Prompt:
The answer must be an exact copy of the records, with every picture removed.

Available data:

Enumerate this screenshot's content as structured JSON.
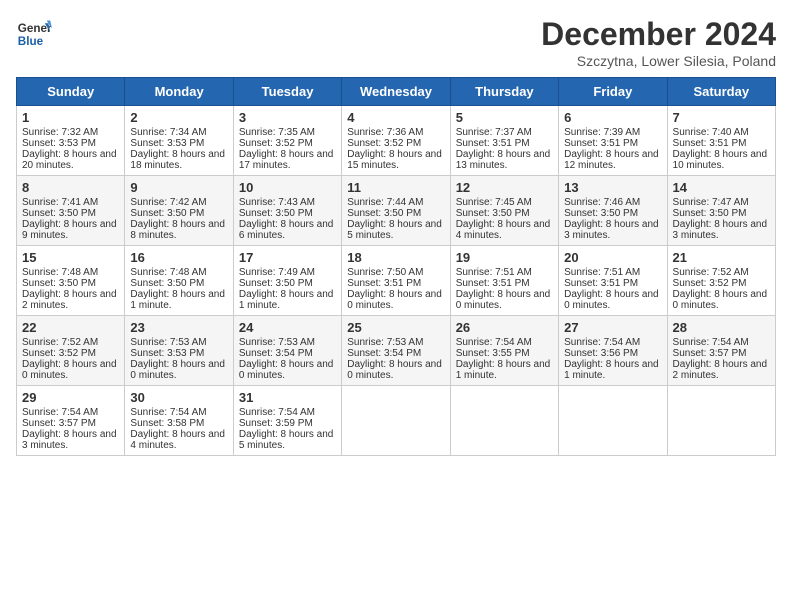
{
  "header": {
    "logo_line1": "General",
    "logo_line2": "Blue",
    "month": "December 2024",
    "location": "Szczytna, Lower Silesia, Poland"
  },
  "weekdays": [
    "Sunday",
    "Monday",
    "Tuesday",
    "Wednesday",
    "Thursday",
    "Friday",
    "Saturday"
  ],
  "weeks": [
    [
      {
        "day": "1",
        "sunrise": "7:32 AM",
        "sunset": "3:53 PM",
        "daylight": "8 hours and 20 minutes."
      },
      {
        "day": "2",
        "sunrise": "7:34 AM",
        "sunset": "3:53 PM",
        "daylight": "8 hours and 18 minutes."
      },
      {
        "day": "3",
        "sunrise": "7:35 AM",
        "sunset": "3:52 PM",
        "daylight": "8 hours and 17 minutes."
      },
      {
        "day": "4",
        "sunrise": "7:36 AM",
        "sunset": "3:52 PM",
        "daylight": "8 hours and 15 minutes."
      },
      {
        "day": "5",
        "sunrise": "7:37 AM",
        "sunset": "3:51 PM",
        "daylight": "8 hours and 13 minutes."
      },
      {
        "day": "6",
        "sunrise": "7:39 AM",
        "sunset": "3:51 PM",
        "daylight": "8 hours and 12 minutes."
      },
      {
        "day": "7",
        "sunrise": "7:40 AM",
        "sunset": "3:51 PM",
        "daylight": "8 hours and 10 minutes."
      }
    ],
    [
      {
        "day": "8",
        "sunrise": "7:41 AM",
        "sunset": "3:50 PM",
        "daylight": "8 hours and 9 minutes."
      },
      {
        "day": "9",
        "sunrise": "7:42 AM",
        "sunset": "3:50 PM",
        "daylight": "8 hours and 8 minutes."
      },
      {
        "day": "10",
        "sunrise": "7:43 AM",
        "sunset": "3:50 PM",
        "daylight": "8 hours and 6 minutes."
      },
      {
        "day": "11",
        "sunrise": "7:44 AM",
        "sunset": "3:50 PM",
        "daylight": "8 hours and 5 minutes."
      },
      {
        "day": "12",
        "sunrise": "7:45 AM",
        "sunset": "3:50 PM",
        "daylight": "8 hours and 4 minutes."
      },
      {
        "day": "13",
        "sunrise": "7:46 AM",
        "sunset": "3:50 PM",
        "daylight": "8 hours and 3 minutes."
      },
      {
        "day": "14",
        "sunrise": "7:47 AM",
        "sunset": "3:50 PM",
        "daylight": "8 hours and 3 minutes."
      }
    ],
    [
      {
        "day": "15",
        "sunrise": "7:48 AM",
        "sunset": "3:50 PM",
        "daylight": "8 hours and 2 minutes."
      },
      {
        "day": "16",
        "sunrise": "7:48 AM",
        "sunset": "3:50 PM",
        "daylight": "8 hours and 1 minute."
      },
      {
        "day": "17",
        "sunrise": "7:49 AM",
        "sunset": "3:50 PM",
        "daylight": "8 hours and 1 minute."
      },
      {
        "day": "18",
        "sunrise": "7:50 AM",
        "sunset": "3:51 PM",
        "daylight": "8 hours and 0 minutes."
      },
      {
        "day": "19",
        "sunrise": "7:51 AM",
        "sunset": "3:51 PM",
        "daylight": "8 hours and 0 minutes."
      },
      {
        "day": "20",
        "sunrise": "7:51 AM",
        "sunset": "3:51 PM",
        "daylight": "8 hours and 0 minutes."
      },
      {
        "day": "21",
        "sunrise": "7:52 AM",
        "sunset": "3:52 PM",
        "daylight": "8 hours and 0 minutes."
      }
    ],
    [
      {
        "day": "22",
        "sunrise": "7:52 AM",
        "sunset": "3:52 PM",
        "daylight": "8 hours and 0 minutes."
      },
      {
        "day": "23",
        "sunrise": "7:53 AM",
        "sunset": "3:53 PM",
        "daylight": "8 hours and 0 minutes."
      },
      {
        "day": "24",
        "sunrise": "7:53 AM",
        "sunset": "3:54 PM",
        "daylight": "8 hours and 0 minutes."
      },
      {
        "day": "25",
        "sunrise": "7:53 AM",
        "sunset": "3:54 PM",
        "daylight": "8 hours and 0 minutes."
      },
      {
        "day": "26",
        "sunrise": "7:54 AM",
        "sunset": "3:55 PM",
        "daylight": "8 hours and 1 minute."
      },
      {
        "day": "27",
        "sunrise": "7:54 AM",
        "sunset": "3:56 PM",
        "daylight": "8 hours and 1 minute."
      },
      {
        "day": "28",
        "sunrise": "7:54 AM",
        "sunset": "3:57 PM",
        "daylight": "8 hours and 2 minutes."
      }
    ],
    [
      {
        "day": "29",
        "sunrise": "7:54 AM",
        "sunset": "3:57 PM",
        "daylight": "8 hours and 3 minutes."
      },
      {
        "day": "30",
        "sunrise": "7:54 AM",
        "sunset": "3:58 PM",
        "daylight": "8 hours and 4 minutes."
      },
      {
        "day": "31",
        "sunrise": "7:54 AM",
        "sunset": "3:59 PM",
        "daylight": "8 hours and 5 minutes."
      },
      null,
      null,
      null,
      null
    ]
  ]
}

Task result:
Enumerate this screenshot's content as structured JSON.
{
  "header": {
    "logo_line1": "General",
    "logo_line2": "Blue",
    "month": "December 2024",
    "location": "Szczytna, Lower Silesia, Poland"
  },
  "weekdays": [
    "Sunday",
    "Monday",
    "Tuesday",
    "Wednesday",
    "Thursday",
    "Friday",
    "Saturday"
  ],
  "weeks": [
    [
      {
        "day": "1",
        "sunrise": "7:32 AM",
        "sunset": "3:53 PM",
        "daylight": "8 hours and 20 minutes."
      },
      {
        "day": "2",
        "sunrise": "7:34 AM",
        "sunset": "3:53 PM",
        "daylight": "8 hours and 18 minutes."
      },
      {
        "day": "3",
        "sunrise": "7:35 AM",
        "sunset": "3:52 PM",
        "daylight": "8 hours and 17 minutes."
      },
      {
        "day": "4",
        "sunrise": "7:36 AM",
        "sunset": "3:52 PM",
        "daylight": "8 hours and 15 minutes."
      },
      {
        "day": "5",
        "sunrise": "7:37 AM",
        "sunset": "3:51 PM",
        "daylight": "8 hours and 13 minutes."
      },
      {
        "day": "6",
        "sunrise": "7:39 AM",
        "sunset": "3:51 PM",
        "daylight": "8 hours and 12 minutes."
      },
      {
        "day": "7",
        "sunrise": "7:40 AM",
        "sunset": "3:51 PM",
        "daylight": "8 hours and 10 minutes."
      }
    ],
    [
      {
        "day": "8",
        "sunrise": "7:41 AM",
        "sunset": "3:50 PM",
        "daylight": "8 hours and 9 minutes."
      },
      {
        "day": "9",
        "sunrise": "7:42 AM",
        "sunset": "3:50 PM",
        "daylight": "8 hours and 8 minutes."
      },
      {
        "day": "10",
        "sunrise": "7:43 AM",
        "sunset": "3:50 PM",
        "daylight": "8 hours and 6 minutes."
      },
      {
        "day": "11",
        "sunrise": "7:44 AM",
        "sunset": "3:50 PM",
        "daylight": "8 hours and 5 minutes."
      },
      {
        "day": "12",
        "sunrise": "7:45 AM",
        "sunset": "3:50 PM",
        "daylight": "8 hours and 4 minutes."
      },
      {
        "day": "13",
        "sunrise": "7:46 AM",
        "sunset": "3:50 PM",
        "daylight": "8 hours and 3 minutes."
      },
      {
        "day": "14",
        "sunrise": "7:47 AM",
        "sunset": "3:50 PM",
        "daylight": "8 hours and 3 minutes."
      }
    ],
    [
      {
        "day": "15",
        "sunrise": "7:48 AM",
        "sunset": "3:50 PM",
        "daylight": "8 hours and 2 minutes."
      },
      {
        "day": "16",
        "sunrise": "7:48 AM",
        "sunset": "3:50 PM",
        "daylight": "8 hours and 1 minute."
      },
      {
        "day": "17",
        "sunrise": "7:49 AM",
        "sunset": "3:50 PM",
        "daylight": "8 hours and 1 minute."
      },
      {
        "day": "18",
        "sunrise": "7:50 AM",
        "sunset": "3:51 PM",
        "daylight": "8 hours and 0 minutes."
      },
      {
        "day": "19",
        "sunrise": "7:51 AM",
        "sunset": "3:51 PM",
        "daylight": "8 hours and 0 minutes."
      },
      {
        "day": "20",
        "sunrise": "7:51 AM",
        "sunset": "3:51 PM",
        "daylight": "8 hours and 0 minutes."
      },
      {
        "day": "21",
        "sunrise": "7:52 AM",
        "sunset": "3:52 PM",
        "daylight": "8 hours and 0 minutes."
      }
    ],
    [
      {
        "day": "22",
        "sunrise": "7:52 AM",
        "sunset": "3:52 PM",
        "daylight": "8 hours and 0 minutes."
      },
      {
        "day": "23",
        "sunrise": "7:53 AM",
        "sunset": "3:53 PM",
        "daylight": "8 hours and 0 minutes."
      },
      {
        "day": "24",
        "sunrise": "7:53 AM",
        "sunset": "3:54 PM",
        "daylight": "8 hours and 0 minutes."
      },
      {
        "day": "25",
        "sunrise": "7:53 AM",
        "sunset": "3:54 PM",
        "daylight": "8 hours and 0 minutes."
      },
      {
        "day": "26",
        "sunrise": "7:54 AM",
        "sunset": "3:55 PM",
        "daylight": "8 hours and 1 minute."
      },
      {
        "day": "27",
        "sunrise": "7:54 AM",
        "sunset": "3:56 PM",
        "daylight": "8 hours and 1 minute."
      },
      {
        "day": "28",
        "sunrise": "7:54 AM",
        "sunset": "3:57 PM",
        "daylight": "8 hours and 2 minutes."
      }
    ],
    [
      {
        "day": "29",
        "sunrise": "7:54 AM",
        "sunset": "3:57 PM",
        "daylight": "8 hours and 3 minutes."
      },
      {
        "day": "30",
        "sunrise": "7:54 AM",
        "sunset": "3:58 PM",
        "daylight": "8 hours and 4 minutes."
      },
      {
        "day": "31",
        "sunrise": "7:54 AM",
        "sunset": "3:59 PM",
        "daylight": "8 hours and 5 minutes."
      },
      null,
      null,
      null,
      null
    ]
  ]
}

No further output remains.